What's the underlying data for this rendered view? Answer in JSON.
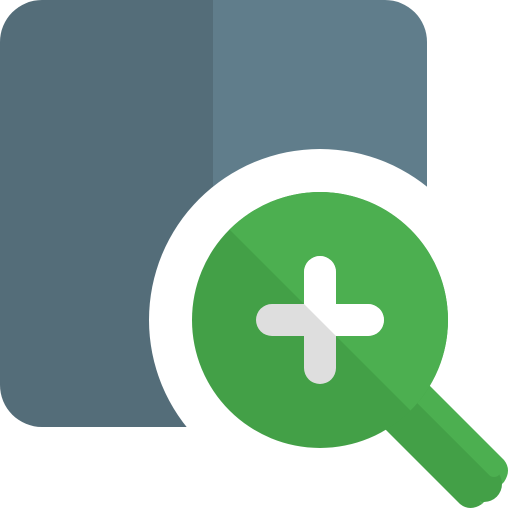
{
  "icon": {
    "name": "zoom-in-icon",
    "parts": [
      "square-panel",
      "magnifier-lens",
      "magnifier-handle",
      "plus-sign"
    ]
  },
  "colors": {
    "background": "#ffffff",
    "panel_dark": "#546d79",
    "panel_light": "#607d8b",
    "outline": "#ffffff",
    "lens_light": "#4caf50",
    "lens_dark": "#43a047",
    "handle_light": "#4caf50",
    "handle_dark": "#43a047",
    "plus_light": "#ffffff",
    "plus_dark": "#dedede"
  }
}
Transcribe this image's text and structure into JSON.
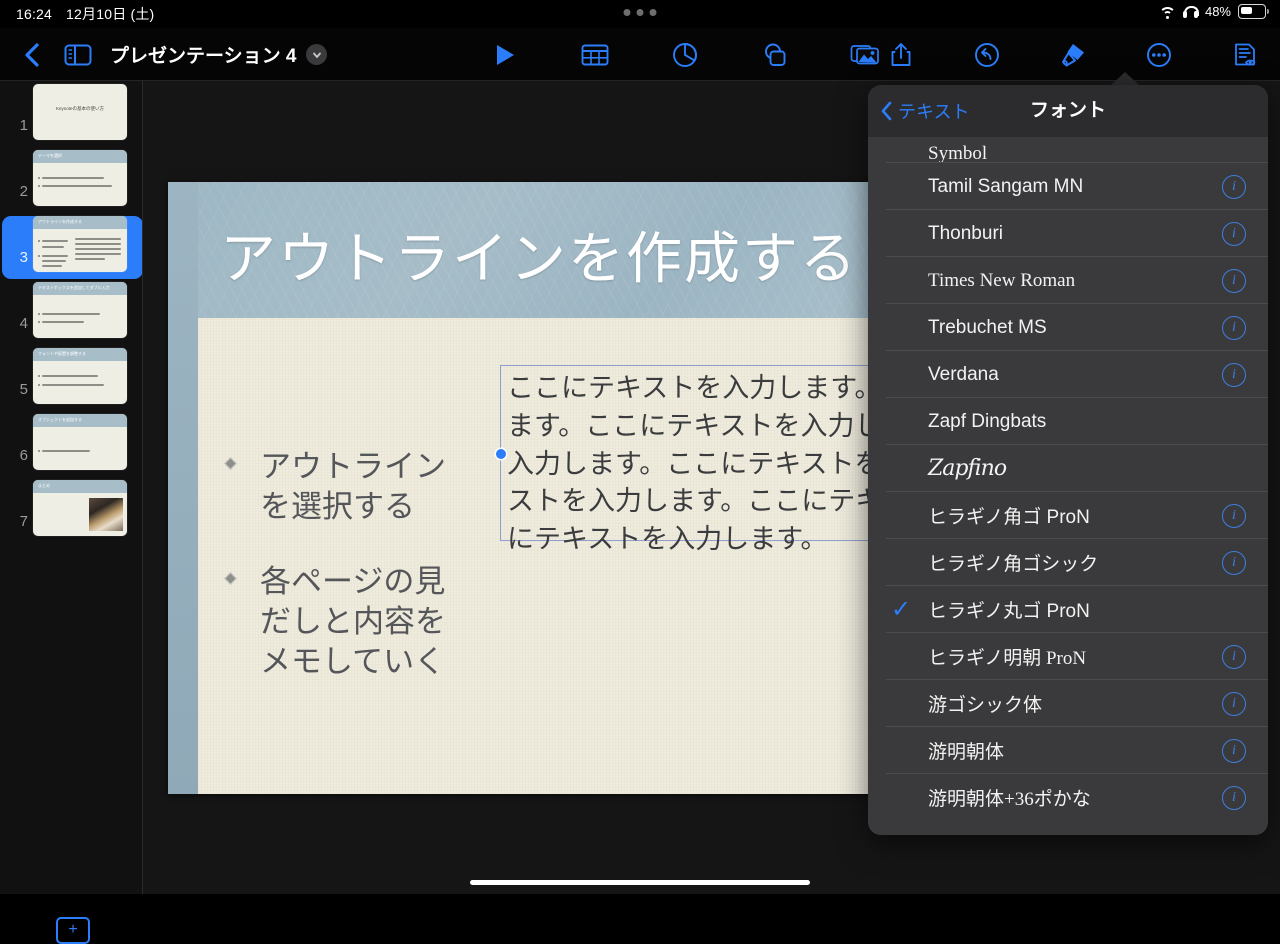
{
  "status_bar": {
    "time": "16:24",
    "date": "12月10日 (土)",
    "battery_percent": "48%",
    "wifi_icon": "wifi-icon",
    "headphones_icon": "headphones-icon",
    "battery_icon": "battery-icon",
    "multitask_dots": "multitask-handle-icon"
  },
  "toolbar": {
    "back_icon": "chevron-left-icon",
    "sidebar_toggle_icon": "sidebar-toggle-icon",
    "document_title": "プレゼンテーション 4",
    "title_chevron_icon": "chevron-down-icon",
    "center_tools": [
      {
        "name": "play-button",
        "icon": "play-icon"
      },
      {
        "name": "insert-table-button",
        "icon": "table-icon"
      },
      {
        "name": "insert-chart-button",
        "icon": "pie-chart-icon"
      },
      {
        "name": "insert-shape-button",
        "icon": "shapes-icon"
      },
      {
        "name": "insert-media-button",
        "icon": "media-icon"
      }
    ],
    "right_tools": [
      {
        "name": "share-button",
        "icon": "share-icon"
      },
      {
        "name": "undo-button",
        "icon": "undo-icon"
      },
      {
        "name": "format-button",
        "icon": "paintbrush-icon"
      },
      {
        "name": "more-button",
        "icon": "ellipsis-icon"
      },
      {
        "name": "presenter-notes-button",
        "icon": "document-eye-icon"
      }
    ]
  },
  "sidebar": {
    "add_slide_label": "+",
    "slides": [
      {
        "number": "1",
        "title": "Keynoteの基本の使い方",
        "selected": false,
        "layout": "title-only"
      },
      {
        "number": "2",
        "title": "テーマを選択",
        "selected": false,
        "layout": "bullets"
      },
      {
        "number": "3",
        "title": "アウトラインを作成する",
        "selected": true,
        "layout": "bullets-text"
      },
      {
        "number": "4",
        "title": "テキストボックスを追加してダブル入力",
        "selected": false,
        "layout": "bullets"
      },
      {
        "number": "5",
        "title": "フォントや配置を調整する",
        "selected": false,
        "layout": "bullets"
      },
      {
        "number": "6",
        "title": "オブジェクトを追加する",
        "selected": false,
        "layout": "bullets"
      },
      {
        "number": "7",
        "title": "まとめ",
        "selected": false,
        "layout": "image"
      }
    ]
  },
  "slide": {
    "title": "アウトラインを作成する",
    "bullets": [
      "アウトライン\nを選択する",
      "各ページの見\nだしと内容を\nメモしていく"
    ],
    "textbox": {
      "content": "ここにテキストを入力します。\nます。ここにテキストを入力し\n入力します。ここにテキストを\nストを入力します。ここにテキ\nにテキストを入力します。",
      "selected": true
    }
  },
  "font_panel": {
    "back_label": "テキスト",
    "back_icon": "chevron-left-icon",
    "title": "フォント",
    "accent_color": "#2b7dfa",
    "background_color": "#3a3a3c",
    "fonts": [
      {
        "name": "Symbol",
        "info": false,
        "checked": false,
        "clipped": true,
        "style": "serif"
      },
      {
        "name": "Tamil Sangam MN",
        "info": true,
        "checked": false,
        "style": "sans"
      },
      {
        "name": "Thonburi",
        "info": true,
        "checked": false,
        "style": "sans"
      },
      {
        "name": "Times New Roman",
        "info": true,
        "checked": false,
        "style": "serif"
      },
      {
        "name": "Trebuchet MS",
        "info": true,
        "checked": false,
        "style": "sans"
      },
      {
        "name": "Verdana",
        "info": true,
        "checked": false,
        "style": "sans"
      },
      {
        "name": "Zapf Dingbats",
        "info": false,
        "checked": false,
        "style": "sans"
      },
      {
        "name": "Zapfino",
        "info": false,
        "checked": false,
        "style": "script"
      },
      {
        "name": "ヒラギノ角ゴ ProN",
        "info": true,
        "checked": false,
        "style": "sans"
      },
      {
        "name": "ヒラギノ角ゴシック",
        "info": true,
        "checked": false,
        "style": "sans"
      },
      {
        "name": "ヒラギノ丸ゴ ProN",
        "info": false,
        "checked": true,
        "style": "sans"
      },
      {
        "name": "ヒラギノ明朝 ProN",
        "info": true,
        "checked": false,
        "style": "serif"
      },
      {
        "name": "游ゴシック体",
        "info": true,
        "checked": false,
        "style": "sans"
      },
      {
        "name": "游明朝体",
        "info": true,
        "checked": false,
        "style": "serif"
      },
      {
        "name": "游明朝体+36ポかな",
        "info": true,
        "checked": false,
        "style": "serif"
      }
    ]
  }
}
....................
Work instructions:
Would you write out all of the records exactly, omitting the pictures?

Solution to this task:
What's the underlying data for this rendered view? Answer in JSON.
{
  "icon": {
    "name": "zoom-in-icon",
    "parts": [
      "square-panel",
      "magnifier-lens",
      "magnifier-handle",
      "plus-sign"
    ]
  },
  "colors": {
    "background": "#ffffff",
    "panel_dark": "#546d79",
    "panel_light": "#607d8b",
    "outline": "#ffffff",
    "lens_light": "#4caf50",
    "lens_dark": "#43a047",
    "handle_light": "#4caf50",
    "handle_dark": "#43a047",
    "plus_light": "#ffffff",
    "plus_dark": "#dedede"
  }
}
Transcribe this image's text and structure into JSON.
{
  "status_bar": {
    "time": "16:24",
    "date": "12月10日 (土)",
    "battery_percent": "48%",
    "wifi_icon": "wifi-icon",
    "headphones_icon": "headphones-icon",
    "battery_icon": "battery-icon",
    "multitask_dots": "multitask-handle-icon"
  },
  "toolbar": {
    "back_icon": "chevron-left-icon",
    "sidebar_toggle_icon": "sidebar-toggle-icon",
    "document_title": "プレゼンテーション 4",
    "title_chevron_icon": "chevron-down-icon",
    "center_tools": [
      {
        "name": "play-button",
        "icon": "play-icon"
      },
      {
        "name": "insert-table-button",
        "icon": "table-icon"
      },
      {
        "name": "insert-chart-button",
        "icon": "pie-chart-icon"
      },
      {
        "name": "insert-shape-button",
        "icon": "shapes-icon"
      },
      {
        "name": "insert-media-button",
        "icon": "media-icon"
      }
    ],
    "right_tools": [
      {
        "name": "share-button",
        "icon": "share-icon"
      },
      {
        "name": "undo-button",
        "icon": "undo-icon"
      },
      {
        "name": "format-button",
        "icon": "paintbrush-icon"
      },
      {
        "name": "more-button",
        "icon": "ellipsis-icon"
      },
      {
        "name": "presenter-notes-button",
        "icon": "document-eye-icon"
      }
    ]
  },
  "sidebar": {
    "add_slide_label": "+",
    "slides": [
      {
        "number": "1",
        "title": "Keynoteの基本の使い方",
        "selected": false,
        "layout": "title-only"
      },
      {
        "number": "2",
        "title": "テーマを選択",
        "selected": false,
        "layout": "bullets"
      },
      {
        "number": "3",
        "title": "アウトラインを作成する",
        "selected": true,
        "layout": "bullets-text"
      },
      {
        "number": "4",
        "title": "テキストボックスを追加してダブル入力",
        "selected": false,
        "layout": "bullets"
      },
      {
        "number": "5",
        "title": "フォントや配置を調整する",
        "selected": false,
        "layout": "bullets"
      },
      {
        "number": "6",
        "title": "オブジェクトを追加する",
        "selected": false,
        "layout": "bullets"
      },
      {
        "number": "7",
        "title": "まとめ",
        "selected": false,
        "layout": "image"
      }
    ]
  },
  "slide": {
    "title": "アウトラインを作成する",
    "bullets": [
      "アウトライン\nを選択する",
      "各ページの見\nだしと内容を\nメモしていく"
    ],
    "textbox": {
      "content": "ここにテキストを入力します。\nます。ここにテキストを入力し\n入力します。ここにテキストを\nストを入力します。ここにテキ\nにテキストを入力します。",
      "selected": true
    }
  },
  "font_panel": {
    "back_label": "テキスト",
    "back_icon": "chevron-left-icon",
    "title": "フォント",
    "accent_color": "#2b7dfa",
    "background_color": "#3a3a3c",
    "fonts": [
      {
        "name": "Symbol",
        "info": false,
        "checked": false,
        "clipped": true,
        "style": "serif"
      },
      {
        "name": "Tamil Sangam MN",
        "info": true,
        "checked": false,
        "style": "sans"
      },
      {
        "name": "Thonburi",
        "info": true,
        "checked": false,
        "style": "sans"
      },
      {
        "name": "Times New Roman",
        "info": true,
        "checked": false,
        "style": "serif"
      },
      {
        "name": "Trebuchet MS",
        "info": true,
        "checked": false,
        "style": "sans"
      },
      {
        "name": "Verdana",
        "info": true,
        "checked": false,
        "style": "sans"
      },
      {
        "name": "Zapf Dingbats",
        "info": false,
        "checked": false,
        "style": "sans"
      },
      {
        "name": "Zapfino",
        "info": false,
        "checked": false,
        "style": "script"
      },
      {
        "name": "ヒラギノ角ゴ ProN",
        "info": true,
        "checked": false,
        "style": "sans"
      },
      {
        "name": "ヒラギノ角ゴシック",
        "info": true,
        "checked": false,
        "style": "sans"
      },
      {
        "name": "ヒラギノ丸ゴ ProN",
        "info": false,
        "checked": true,
        "style": "sans"
      },
      {
        "name": "ヒラギノ明朝 ProN",
        "info": true,
        "checked": false,
        "style": "serif"
      },
      {
        "name": "游ゴシック体",
        "info": true,
        "checked": false,
        "style": "sans"
      },
      {
        "name": "游明朝体",
        "info": true,
        "checked": false,
        "style": "serif"
      },
      {
        "name": "游明朝体+36ポかな",
        "info": true,
        "checked": false,
        "style": "serif"
      }
    ]
  }
}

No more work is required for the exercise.